Gabe grabs a small crayfish (rock lobster) at me and it’s not very happy.  We quickly release it and it escapes back to the depths.  My favorite group is probably a group of small, transparent prawns with blue outlines rocking out in a big group in one of the holes in the ship. These guys are hopping and dancing around like its Extreme dance club on a Friday night.

As we swim the dark, spotlights and divers everywhere, its feels like that movie,  the Abyss, from the 1980s. As a child, I loved that movie and I can see why, now, people would have all consuming obsession with diving in the dark.  There is nothing like feeling of absolute weightlessness in darkness.  Its creepy and sensory depriving, except for the crackling noises the sea life makes.   I can see now why Michael Jackson slept in one of those tanks, it’s a crazy experience.  You simple have to trust that everything is going okay.  You can’t worry about what is beyond your spotlight because, really, there is nothing you can do about it.

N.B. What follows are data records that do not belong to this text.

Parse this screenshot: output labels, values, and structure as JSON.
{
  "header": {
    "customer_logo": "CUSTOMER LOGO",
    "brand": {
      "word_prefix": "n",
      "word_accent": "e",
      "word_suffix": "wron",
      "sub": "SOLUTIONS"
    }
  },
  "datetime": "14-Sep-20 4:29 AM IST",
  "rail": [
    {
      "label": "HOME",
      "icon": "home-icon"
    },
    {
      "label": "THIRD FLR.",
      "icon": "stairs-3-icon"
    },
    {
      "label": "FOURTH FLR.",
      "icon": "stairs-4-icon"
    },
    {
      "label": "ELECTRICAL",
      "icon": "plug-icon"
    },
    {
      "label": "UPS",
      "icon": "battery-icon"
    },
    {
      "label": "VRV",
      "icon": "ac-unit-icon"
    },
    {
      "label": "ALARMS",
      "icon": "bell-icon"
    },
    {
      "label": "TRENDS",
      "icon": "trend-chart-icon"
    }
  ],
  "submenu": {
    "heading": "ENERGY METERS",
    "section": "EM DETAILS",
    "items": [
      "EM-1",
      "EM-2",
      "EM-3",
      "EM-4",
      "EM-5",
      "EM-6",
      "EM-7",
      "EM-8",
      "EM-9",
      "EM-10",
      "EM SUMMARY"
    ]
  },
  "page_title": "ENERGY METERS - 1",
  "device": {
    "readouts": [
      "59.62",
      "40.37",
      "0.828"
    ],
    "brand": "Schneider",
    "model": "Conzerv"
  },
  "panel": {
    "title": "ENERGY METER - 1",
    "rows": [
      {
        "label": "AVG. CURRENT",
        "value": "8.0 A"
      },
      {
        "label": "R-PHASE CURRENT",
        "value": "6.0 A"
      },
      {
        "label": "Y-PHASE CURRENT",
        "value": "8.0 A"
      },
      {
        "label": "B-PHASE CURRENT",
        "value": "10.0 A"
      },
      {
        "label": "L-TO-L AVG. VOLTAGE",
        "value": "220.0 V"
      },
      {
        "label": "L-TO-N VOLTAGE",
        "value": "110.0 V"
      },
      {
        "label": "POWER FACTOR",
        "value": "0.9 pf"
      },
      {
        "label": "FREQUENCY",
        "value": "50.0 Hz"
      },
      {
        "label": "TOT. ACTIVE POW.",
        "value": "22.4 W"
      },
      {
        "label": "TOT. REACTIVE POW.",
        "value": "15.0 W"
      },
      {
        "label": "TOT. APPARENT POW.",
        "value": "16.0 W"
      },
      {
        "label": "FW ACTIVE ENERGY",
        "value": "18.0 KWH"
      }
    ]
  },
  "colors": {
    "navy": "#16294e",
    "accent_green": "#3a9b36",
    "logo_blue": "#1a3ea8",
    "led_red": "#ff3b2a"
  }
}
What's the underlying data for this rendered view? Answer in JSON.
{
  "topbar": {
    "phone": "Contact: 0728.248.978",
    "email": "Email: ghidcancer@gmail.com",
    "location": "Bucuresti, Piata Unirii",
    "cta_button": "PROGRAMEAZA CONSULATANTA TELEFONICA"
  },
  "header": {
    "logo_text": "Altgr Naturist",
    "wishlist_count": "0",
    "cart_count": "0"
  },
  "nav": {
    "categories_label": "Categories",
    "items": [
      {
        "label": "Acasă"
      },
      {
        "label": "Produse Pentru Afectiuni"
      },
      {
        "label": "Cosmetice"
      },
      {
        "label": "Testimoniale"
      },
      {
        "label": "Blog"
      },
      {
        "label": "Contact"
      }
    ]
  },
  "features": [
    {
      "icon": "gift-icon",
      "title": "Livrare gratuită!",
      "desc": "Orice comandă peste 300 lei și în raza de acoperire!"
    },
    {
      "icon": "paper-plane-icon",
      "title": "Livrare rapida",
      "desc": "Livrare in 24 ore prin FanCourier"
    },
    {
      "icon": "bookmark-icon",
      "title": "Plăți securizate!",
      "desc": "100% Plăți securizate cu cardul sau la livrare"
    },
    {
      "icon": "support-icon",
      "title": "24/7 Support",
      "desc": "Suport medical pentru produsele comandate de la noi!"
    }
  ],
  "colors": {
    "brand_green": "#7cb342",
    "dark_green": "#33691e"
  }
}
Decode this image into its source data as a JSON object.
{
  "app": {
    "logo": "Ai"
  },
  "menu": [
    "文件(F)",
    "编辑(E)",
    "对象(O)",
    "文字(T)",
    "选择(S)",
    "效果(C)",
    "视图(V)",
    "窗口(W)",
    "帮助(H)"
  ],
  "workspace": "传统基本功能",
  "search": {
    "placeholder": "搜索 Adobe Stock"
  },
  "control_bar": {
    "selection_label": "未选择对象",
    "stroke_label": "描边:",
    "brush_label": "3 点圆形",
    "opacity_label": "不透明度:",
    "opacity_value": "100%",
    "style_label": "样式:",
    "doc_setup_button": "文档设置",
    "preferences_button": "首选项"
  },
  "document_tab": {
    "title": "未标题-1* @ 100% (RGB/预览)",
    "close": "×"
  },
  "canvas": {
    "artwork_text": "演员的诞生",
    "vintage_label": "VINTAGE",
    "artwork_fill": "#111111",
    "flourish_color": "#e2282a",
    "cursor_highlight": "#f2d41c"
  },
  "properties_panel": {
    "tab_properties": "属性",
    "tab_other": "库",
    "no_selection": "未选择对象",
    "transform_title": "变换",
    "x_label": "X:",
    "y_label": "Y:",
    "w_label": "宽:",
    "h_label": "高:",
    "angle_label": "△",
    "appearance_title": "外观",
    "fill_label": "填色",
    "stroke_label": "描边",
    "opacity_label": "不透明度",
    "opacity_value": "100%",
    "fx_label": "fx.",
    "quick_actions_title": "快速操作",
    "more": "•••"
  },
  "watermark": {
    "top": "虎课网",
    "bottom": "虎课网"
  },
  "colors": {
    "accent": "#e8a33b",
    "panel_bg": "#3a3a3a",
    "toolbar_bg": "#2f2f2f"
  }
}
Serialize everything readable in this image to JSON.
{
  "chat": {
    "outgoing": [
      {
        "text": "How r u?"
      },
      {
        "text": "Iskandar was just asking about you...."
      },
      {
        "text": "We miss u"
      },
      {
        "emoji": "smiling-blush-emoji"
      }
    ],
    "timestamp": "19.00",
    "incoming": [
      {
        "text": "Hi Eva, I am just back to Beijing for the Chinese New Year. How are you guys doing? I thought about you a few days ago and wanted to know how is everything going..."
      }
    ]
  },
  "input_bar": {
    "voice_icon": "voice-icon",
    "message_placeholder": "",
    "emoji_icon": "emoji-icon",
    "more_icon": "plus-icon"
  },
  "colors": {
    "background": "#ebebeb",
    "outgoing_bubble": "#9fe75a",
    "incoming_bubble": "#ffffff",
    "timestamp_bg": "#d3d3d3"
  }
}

I feel sorry for Gabe; I am a bit nervous to go away from Mr. Blinky so I keep bumping into him, bringing up sediment with my fins as he is trying to get the perfect shot.  I know its no fun to be crowded by another diver but I can't help the shadows, there lurks things I'm slightly afraid of.  Plus he keeps highlighting cool things and I don't want to miss out. 

We pop up, and the air above is cooler than the water we are standing it.  Its cloudy and not a full moon which explains the lackadaisical nature of the sea critters. 

As we drive home, the crew speaks excitedly of a turtle which I didn’t get a chance to see.  Mark, my favorite dive buddy, is completely in love with the dive that night.  He has that far away look of a true addict, coming to me the next asking when we can go next.  I think he too has the diving is his blog account of it.

I can’t say I blame him.